It's also important to note that sleep apnea can worsen existing AFib symptoms. If you have sleep apnea, it's important to get a diagnosis and begin treatment to help reduce your risk of developing AFib.

The sooner you recognize the signs of AFib, the faster you can get the medical attention you need to manage the condition. Untreated AFib can lead to other serious health problems, so it's important to talk to your doctor if you think you may be at risk.

The Benefits of Joining a Support Group

Having a chronic health condition like sleep apnea can be overwhelming and isolating. Fortunately, joining a support group provides a sense of connection and community. When you join a support group, you can find:

  • Validation from others who have similar experiences
  • Empathy and understanding
  • A space to talk openly and honestly about your journey with sleep apnea and AFib
  • An opportunity to ask questions and get advice from experienced members
  • Inspiration, ideas, and tips for managing your symptoms
  • Resources to help you find the best treatments for your condition

Finding the right support group can exist both online and in-person. Online support groups offer a more convenient platform, whereas in-person support groups provide a more intimate experience. Whichever platform you choose, support groups can help you feel less alone and can help provide comfort on your journey to better health.

Getting More Information

Understanding how sleep apnea and atrial fibrillation (AFib) are related is important for optimal care. This article has provided you with the basics of how the two conditions interact, as well as possible treatments and lifestyle modifications to help reduce risk or manage symptoms.

If you’d like to learn more about your condition, there are several resources available including support groups, healthcare professionals, and online research. Before making any changes to your medications or lifestyle, it’s important to speak with your doctor.

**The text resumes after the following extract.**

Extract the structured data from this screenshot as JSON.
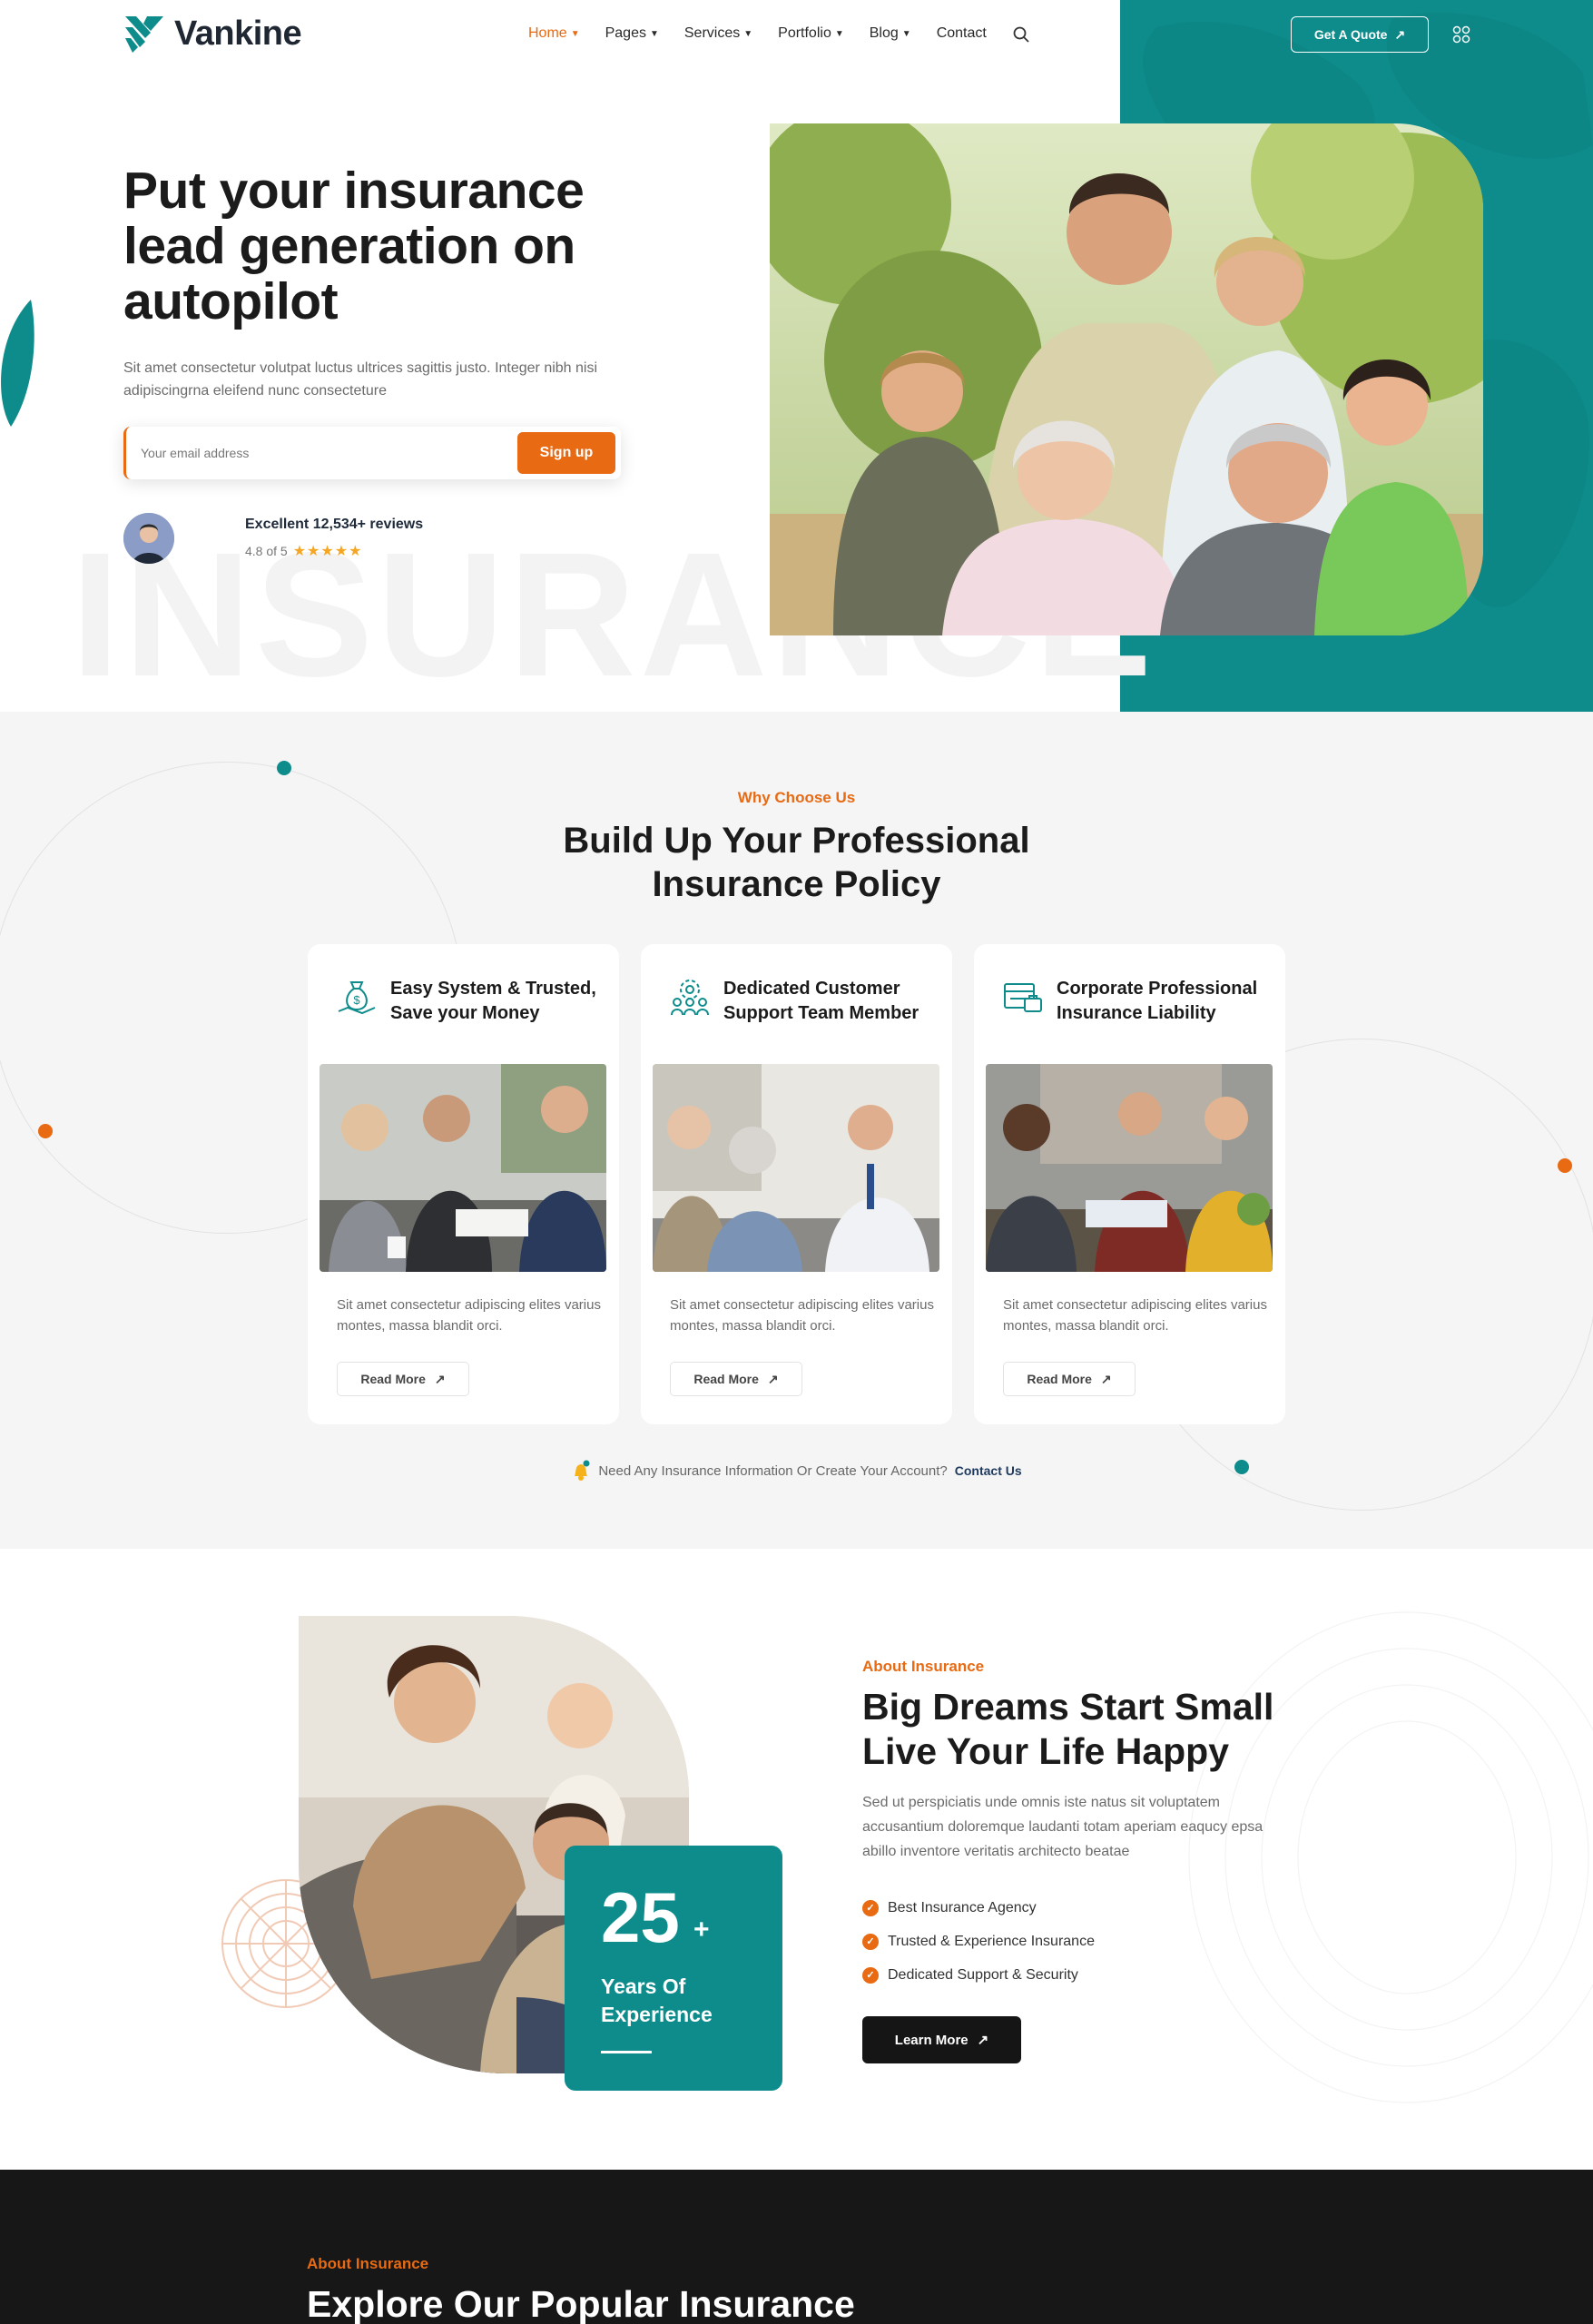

  • For support: Join an AFib support group, either in-person or online.
  • For expert advice: Speak with a healthcare professional who specializes in heart conditions.
  • For further reading: Conduct research online about sleep apnea and AFib to learn more.

By going over the information provided in this article and consulting with the right professionals, you should have a better understanding of how sleep apnea and AFib can affect each other. With time and effort, you can find the best treatment plan for your individual needs.

In conclusion, sleep apnea can have a serious impact on your heart health, including causing atrial fibrillation (AFib). It is important to identify any risk factors you may have for sleep apnea and take steps to reduce or eliminate them if possible. Be sure to visit your doctor regularly and let them know of any symptoms of AFib or sleep apnea that you are experiencing. With the right treatments and lifestyle modifications, you can reduce your risk of AFib-related complications and improve your overall heart health.